          tuscanystone said
          on
          April 29, 2010 at 10:54 am

          Hey Charlie

          It was 11 August 1999!!! (Jeez, really?) And it was total!!

          Totally amazing too!! Make sure you dont miss it!! πŸ˜‰

          Tusc πŸ™‚

          Charlie said
          on
          April 29, 2010 at 1:46 pm

          No special glasses needed. During totality you can AND SHOULD look directly at it, as it’s been described as the most spectacular sky event you’ll ever see. Many people even use binoculars to get a better view: seeing the amazing detail around the edges of the surface of the moon, and the shining corona itself. Just make sure you know beforehand how long totality will last for your position on earth, and look away before the moon passes. Because then it’s just normal sunlight again and, as mentioned, don’t look at the sun. Ever. (That’s not a special eclipse-only rule. πŸ™‚ )

TexasDeb said
on
April 29, 2010 at 7:49 am

You know it occurs to me that one of the best ways to watch a solar eclipse would be with a really large bowl of Chex Mix available. Ditto for the “oops world IS ending” December 2012 parties.

And if great minds work alike (and when do they not?) that means a HUGE run on the required cereals in 2014 so I probably better stock up in advance. But then I always have been one to plan ahead….

See you in your back yard (I’ll be the one who brings her own large bowl of party mix) in a couple of years Charlie!

Pubsgal said
on
April 29, 2010 at 3:44 pm

Love, love, love astronomy stuff, and so does my husband. We were delighted that Comet Hale-Bopp came around the year we got married. (Hyakutake the year before that was also quite spectacular, much more so to me than Halley’s, but seeing it was cool from a historical perspective.)

Lunar eclipses are pretty cool, too.

Total Solar Eclipse – Charlie's Blog said
on
February 24, 2017 at 7:16 am
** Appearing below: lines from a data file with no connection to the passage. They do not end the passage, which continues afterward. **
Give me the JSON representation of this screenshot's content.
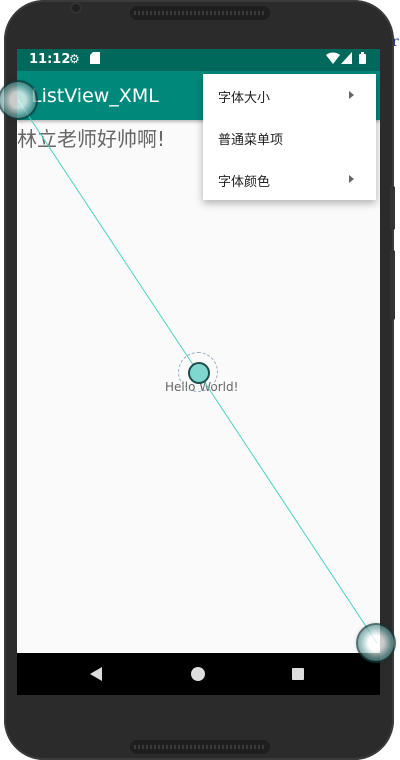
{
  "status_bar": {
    "time": "11:12",
    "gear_icon": "gear-icon",
    "sd_icon": "sd-card-icon",
    "wifi_icon": "wifi-icon",
    "signal_icon": "signal-icon",
    "battery_icon": "battery-icon"
  },
  "app_bar": {
    "title": "ListView_XML"
  },
  "content": {
    "main_text": "林立老师好帅啊!",
    "hello_text": "Hello World!"
  },
  "menu": {
    "items": [
      {
        "label": "字体大小",
        "has_submenu": true
      },
      {
        "label": "普通菜单项",
        "has_submenu": false
      },
      {
        "label": "字体颜色",
        "has_submenu": true
      }
    ]
  },
  "nav_bar": {
    "back_icon": "back-triangle-icon",
    "home_icon": "home-circle-icon",
    "recents_icon": "recents-square-icon"
  },
  "colors": {
    "status_bar": "#00695c",
    "app_bar": "#00897b",
    "screen_bg": "#fafafa",
    "gesture_line": "#4dd0c4"
  }
}
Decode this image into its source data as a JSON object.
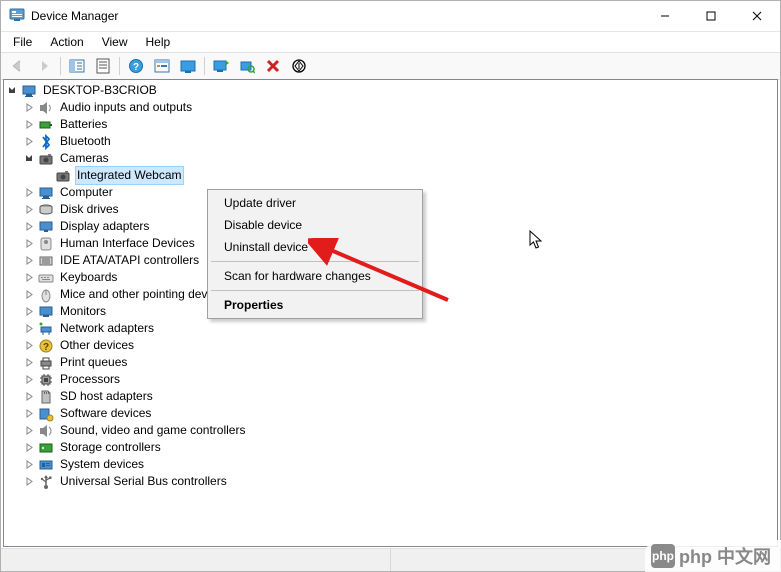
{
  "window": {
    "title": "Device Manager"
  },
  "menu": {
    "items": [
      "File",
      "Action",
      "View",
      "Help"
    ]
  },
  "toolbar": {
    "back": "Back",
    "forward": "Forward",
    "show_hide_tree": "Show/Hide Console Tree",
    "properties": "Properties",
    "help": "Help",
    "action_center": "Show Action Center",
    "dashboard": "Show Dashboard",
    "scan": "Scan for hardware changes",
    "uninstall": "Uninstall device",
    "update": "Update device driver"
  },
  "tree": {
    "root": {
      "label": "DESKTOP-B3CRIOB",
      "expanded": true
    },
    "categories": [
      {
        "label": "Audio inputs and outputs",
        "icon": "speaker"
      },
      {
        "label": "Batteries",
        "icon": "battery"
      },
      {
        "label": "Bluetooth",
        "icon": "bluetooth"
      },
      {
        "label": "Cameras",
        "icon": "camera",
        "expanded": true,
        "children": [
          {
            "label": "Integrated Webcam",
            "icon": "camera",
            "selected": true
          }
        ]
      },
      {
        "label": "Computer",
        "icon": "computer"
      },
      {
        "label": "Disk drives",
        "icon": "disk"
      },
      {
        "label": "Display adapters",
        "icon": "display"
      },
      {
        "label": "Human Interface Devices",
        "icon": "hid"
      },
      {
        "label": "IDE ATA/ATAPI controllers",
        "icon": "ide"
      },
      {
        "label": "Keyboards",
        "icon": "keyboard"
      },
      {
        "label": "Mice and other pointing devices",
        "icon": "mouse"
      },
      {
        "label": "Monitors",
        "icon": "monitor"
      },
      {
        "label": "Network adapters",
        "icon": "network"
      },
      {
        "label": "Other devices",
        "icon": "other"
      },
      {
        "label": "Print queues",
        "icon": "printer"
      },
      {
        "label": "Processors",
        "icon": "cpu"
      },
      {
        "label": "SD host adapters",
        "icon": "sd"
      },
      {
        "label": "Software devices",
        "icon": "software"
      },
      {
        "label": "Sound, video and game controllers",
        "icon": "sound"
      },
      {
        "label": "Storage controllers",
        "icon": "storage"
      },
      {
        "label": "System devices",
        "icon": "system"
      },
      {
        "label": "Universal Serial Bus controllers",
        "icon": "usb"
      }
    ]
  },
  "context_menu": {
    "items": [
      {
        "label": "Update driver",
        "type": "item"
      },
      {
        "label": "Disable device",
        "type": "item"
      },
      {
        "label": "Uninstall device",
        "type": "item"
      },
      {
        "type": "sep"
      },
      {
        "label": "Scan for hardware changes",
        "type": "item"
      },
      {
        "type": "sep"
      },
      {
        "label": "Properties",
        "type": "item",
        "bold": true
      }
    ]
  },
  "watermark": {
    "text": "php 中文网",
    "logo_text": "php"
  }
}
[…] seven years ago, I wrote a blog post about an event so far in the future it seemed almost a lifetime away. Well, nearly one lifetime […]